Sweeping legislation introduced by U.S. Senators Claire McCaskill (D-Mo.) and Susan Collins (R-Maine.), and U.S. Representatives Mike Turner (R-Ohio) and Niki Tsongas (D-Mass.) to significantly reform how sexual assaults are handled in the military was approved Wednesday by the House Armed Services Committee as part of the annual National Defense Authorization Act (NDAA). These bipartisan reforms would be the most significant changes to the military justice system in years.
The legislation to combat sexual assaults earned approval by the House committee without any voice of opposition, and the underlying NDAA garnered overwhelming bipartisan support, with a vote of 59-2. The legislation was spearheaded by McCaskill and Collins' House counterparts, Representatives Turner and Tsongas and represents the clearest sign yet that Congress will make major reforms this year to the way the military handles cases of sexual assault in response to an ongoing crisis of sexual assault in the military.
"Serious reforms will be made in the way these cases are handled and the protections provided to survivors-with overwhelming bipartisan support in the House, it's clear that it is only a matter of time now," said U.S. Senator Claire McCaskill, a former county prosecutor and a senior member of the Senate Armed Services Committee. "Today's progress wouldn't have been possible without the incredible amount of passion Mike Turner and Niki Tsongas have brought to this issue- and the Senate will be acting soon."
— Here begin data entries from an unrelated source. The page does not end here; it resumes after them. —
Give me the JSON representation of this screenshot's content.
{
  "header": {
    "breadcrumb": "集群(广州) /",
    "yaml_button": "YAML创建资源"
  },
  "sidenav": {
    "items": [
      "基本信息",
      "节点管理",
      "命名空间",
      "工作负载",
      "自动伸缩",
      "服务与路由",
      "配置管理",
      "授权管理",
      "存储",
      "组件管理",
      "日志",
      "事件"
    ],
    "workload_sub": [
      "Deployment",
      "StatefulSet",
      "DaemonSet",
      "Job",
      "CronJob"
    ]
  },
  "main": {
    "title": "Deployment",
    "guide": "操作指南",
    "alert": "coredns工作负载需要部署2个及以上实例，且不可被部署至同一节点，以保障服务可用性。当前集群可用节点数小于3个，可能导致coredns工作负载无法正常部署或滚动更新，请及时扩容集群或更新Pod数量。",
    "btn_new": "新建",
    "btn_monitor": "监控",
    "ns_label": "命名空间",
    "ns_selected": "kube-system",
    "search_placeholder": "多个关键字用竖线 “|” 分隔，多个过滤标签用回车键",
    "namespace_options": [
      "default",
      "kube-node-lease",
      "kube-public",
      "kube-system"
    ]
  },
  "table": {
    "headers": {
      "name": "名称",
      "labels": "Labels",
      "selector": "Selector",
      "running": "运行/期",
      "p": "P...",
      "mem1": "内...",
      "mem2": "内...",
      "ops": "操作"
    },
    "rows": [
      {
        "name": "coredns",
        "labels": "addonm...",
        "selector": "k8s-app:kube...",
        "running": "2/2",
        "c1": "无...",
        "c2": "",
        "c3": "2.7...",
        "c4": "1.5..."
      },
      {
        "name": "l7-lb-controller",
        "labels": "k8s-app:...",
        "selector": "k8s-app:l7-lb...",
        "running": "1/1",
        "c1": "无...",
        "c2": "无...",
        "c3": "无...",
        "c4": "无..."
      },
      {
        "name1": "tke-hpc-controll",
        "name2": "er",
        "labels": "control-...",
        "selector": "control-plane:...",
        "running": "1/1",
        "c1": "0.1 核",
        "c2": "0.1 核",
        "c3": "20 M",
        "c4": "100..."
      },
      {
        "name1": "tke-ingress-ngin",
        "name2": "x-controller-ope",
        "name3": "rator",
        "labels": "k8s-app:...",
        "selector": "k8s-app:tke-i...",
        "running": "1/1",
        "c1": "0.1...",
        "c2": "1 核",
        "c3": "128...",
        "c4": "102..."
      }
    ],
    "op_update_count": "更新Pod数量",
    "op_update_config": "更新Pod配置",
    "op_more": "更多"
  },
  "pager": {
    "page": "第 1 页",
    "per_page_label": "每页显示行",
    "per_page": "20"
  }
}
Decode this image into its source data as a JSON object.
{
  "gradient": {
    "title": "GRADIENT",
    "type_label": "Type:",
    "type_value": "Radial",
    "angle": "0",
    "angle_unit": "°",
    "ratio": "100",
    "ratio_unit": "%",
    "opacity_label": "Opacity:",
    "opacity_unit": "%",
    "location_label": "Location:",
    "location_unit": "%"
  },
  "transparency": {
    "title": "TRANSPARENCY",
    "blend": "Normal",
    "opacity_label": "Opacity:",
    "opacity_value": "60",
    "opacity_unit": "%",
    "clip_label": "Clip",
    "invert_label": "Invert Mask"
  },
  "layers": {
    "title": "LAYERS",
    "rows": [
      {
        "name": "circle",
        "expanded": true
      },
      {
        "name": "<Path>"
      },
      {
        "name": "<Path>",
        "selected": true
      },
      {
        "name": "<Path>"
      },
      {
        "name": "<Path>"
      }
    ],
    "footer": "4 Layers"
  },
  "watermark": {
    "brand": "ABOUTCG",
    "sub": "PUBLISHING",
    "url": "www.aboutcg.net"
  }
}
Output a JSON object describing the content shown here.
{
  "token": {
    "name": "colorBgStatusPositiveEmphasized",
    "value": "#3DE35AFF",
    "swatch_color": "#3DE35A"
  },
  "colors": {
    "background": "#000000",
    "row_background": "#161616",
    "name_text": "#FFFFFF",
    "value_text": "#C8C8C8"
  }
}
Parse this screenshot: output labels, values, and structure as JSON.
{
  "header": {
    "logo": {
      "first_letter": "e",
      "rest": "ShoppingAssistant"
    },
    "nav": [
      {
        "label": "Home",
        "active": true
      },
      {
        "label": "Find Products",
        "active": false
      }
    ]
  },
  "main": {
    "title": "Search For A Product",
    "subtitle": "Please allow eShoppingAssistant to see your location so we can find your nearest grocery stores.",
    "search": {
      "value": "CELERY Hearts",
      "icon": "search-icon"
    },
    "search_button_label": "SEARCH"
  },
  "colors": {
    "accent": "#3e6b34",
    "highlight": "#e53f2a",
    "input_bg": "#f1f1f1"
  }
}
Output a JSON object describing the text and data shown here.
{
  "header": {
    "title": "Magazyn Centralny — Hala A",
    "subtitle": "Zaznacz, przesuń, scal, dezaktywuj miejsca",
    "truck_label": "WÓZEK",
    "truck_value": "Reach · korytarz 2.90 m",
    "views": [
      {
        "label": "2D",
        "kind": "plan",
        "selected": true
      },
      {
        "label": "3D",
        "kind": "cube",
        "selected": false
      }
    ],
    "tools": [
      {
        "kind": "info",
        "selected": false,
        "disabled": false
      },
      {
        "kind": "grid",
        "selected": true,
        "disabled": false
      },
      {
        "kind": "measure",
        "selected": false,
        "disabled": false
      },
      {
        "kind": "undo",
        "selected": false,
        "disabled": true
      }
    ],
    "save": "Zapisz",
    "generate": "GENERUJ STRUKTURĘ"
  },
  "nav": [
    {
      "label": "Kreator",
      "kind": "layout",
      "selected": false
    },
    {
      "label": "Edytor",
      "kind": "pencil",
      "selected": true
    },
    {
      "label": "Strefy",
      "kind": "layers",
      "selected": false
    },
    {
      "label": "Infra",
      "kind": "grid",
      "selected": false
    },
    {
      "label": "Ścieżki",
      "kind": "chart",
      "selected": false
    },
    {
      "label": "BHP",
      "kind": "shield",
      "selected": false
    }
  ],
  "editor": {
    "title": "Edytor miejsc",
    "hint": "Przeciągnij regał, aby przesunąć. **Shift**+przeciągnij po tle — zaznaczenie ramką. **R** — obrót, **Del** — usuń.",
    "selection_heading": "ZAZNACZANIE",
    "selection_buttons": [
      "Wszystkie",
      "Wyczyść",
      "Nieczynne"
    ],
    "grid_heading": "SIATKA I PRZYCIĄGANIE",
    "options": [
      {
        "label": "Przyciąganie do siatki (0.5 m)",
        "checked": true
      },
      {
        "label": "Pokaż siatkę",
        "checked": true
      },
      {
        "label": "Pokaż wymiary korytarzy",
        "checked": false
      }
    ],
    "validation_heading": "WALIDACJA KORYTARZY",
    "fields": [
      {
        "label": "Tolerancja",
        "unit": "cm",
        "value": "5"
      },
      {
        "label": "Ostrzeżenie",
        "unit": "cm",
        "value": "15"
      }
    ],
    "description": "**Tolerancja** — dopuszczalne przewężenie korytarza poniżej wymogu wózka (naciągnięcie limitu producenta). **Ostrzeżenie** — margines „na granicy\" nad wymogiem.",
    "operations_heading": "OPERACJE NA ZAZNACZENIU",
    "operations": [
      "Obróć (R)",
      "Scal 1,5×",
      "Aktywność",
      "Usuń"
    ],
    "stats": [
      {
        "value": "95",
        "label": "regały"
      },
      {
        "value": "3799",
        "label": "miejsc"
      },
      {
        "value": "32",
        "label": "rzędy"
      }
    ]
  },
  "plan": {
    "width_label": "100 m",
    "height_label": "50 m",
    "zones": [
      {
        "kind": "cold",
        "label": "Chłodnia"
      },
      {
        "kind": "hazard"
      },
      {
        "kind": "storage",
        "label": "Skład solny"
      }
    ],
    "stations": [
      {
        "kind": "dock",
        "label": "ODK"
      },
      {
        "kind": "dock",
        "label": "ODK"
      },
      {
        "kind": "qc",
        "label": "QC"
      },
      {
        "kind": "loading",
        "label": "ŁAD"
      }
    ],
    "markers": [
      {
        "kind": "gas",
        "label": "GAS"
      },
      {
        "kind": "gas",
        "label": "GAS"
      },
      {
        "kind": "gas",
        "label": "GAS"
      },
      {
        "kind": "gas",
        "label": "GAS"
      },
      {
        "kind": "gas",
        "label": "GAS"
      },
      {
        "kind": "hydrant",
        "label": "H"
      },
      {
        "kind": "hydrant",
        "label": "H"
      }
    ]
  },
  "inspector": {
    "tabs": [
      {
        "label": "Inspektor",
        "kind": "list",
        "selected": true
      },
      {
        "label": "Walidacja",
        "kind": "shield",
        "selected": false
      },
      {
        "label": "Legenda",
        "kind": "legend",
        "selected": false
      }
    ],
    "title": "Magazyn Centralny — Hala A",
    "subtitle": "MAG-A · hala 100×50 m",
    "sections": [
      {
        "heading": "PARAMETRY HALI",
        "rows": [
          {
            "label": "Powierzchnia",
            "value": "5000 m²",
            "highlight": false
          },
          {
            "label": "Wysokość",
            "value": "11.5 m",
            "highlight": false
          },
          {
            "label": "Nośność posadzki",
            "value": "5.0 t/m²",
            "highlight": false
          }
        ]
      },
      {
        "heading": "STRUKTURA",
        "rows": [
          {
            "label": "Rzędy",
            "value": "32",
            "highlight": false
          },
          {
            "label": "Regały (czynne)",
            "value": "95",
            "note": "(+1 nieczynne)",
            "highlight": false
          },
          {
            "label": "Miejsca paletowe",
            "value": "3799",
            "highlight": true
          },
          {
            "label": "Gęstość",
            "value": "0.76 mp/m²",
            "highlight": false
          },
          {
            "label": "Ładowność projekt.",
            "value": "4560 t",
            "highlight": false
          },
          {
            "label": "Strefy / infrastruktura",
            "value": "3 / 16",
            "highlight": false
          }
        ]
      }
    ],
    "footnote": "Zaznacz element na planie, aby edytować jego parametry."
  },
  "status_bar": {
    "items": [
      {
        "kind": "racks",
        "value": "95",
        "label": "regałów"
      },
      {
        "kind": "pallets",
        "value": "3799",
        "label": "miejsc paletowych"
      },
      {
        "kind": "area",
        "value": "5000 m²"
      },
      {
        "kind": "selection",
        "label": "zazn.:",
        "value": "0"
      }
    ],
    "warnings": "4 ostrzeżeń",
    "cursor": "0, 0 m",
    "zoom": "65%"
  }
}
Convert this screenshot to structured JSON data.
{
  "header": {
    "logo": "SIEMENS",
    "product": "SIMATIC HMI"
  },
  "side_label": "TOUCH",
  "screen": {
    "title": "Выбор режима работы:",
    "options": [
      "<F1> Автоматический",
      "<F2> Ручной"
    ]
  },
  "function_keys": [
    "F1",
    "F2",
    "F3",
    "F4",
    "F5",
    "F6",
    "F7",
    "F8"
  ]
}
"The epidemic of sexual abuse in the military cannot stand. We must ensure that justice is swift and certain to the criminals who have perpetuated these crimes," said U.S. Senator Susan Collins, a senior member of the Senate Defense Appropriations Subcommittee. "I applaud my colleagues in the House, Representatives Turner and Tsongas for their hard work, and I pledge to continue working with Senator McCaskill to address this unacceptable situation."
The McCaskill-Collins legislation will soon be similarly considered during the Senate Armed Services Committee's markup of its version of the NDAA.
The bill, which will be debated next week in the Senate Armed Services Committee, contains reforms to better address sexual assault prosecutions and aid survivors, including provisions that:
Strips commanders, when serving as a convening authority in a military court martial, of their authority to dismiss court martial convictions for most offenses, including in cases of rape and sexual assault.
Require a commander, when serving as a convening authority in a military court martial, to provide written justification for any modifications made to a sentence.
Require a commander, when serving as a convening authority in a military court martial, receive input from the victim before arriving at any decision during clemency proceedings.
Require that a person found guilty of an offense of rape, sexual assault, forcible sodomy, or an attempt to commit any of those offenses receive a punishment that includes, at a minimum, a dismissal or dishonorable discharge
Eliminate the five-year statute of limitations for sexual assault and sexual assault of a child.
Require that all military victims of sexual assault be provided special counsel by the military to assist them in the legal process.
Require that a sexual assault survivor be entitled to have counsel present when being questioned by counsel for an accused.
Ensure the military has the authority to move an individual accused of sexual assault from a unit to protect a victim from unwanted contact with their alleged attacker, while sustaining a victim's right to request expedited transfer.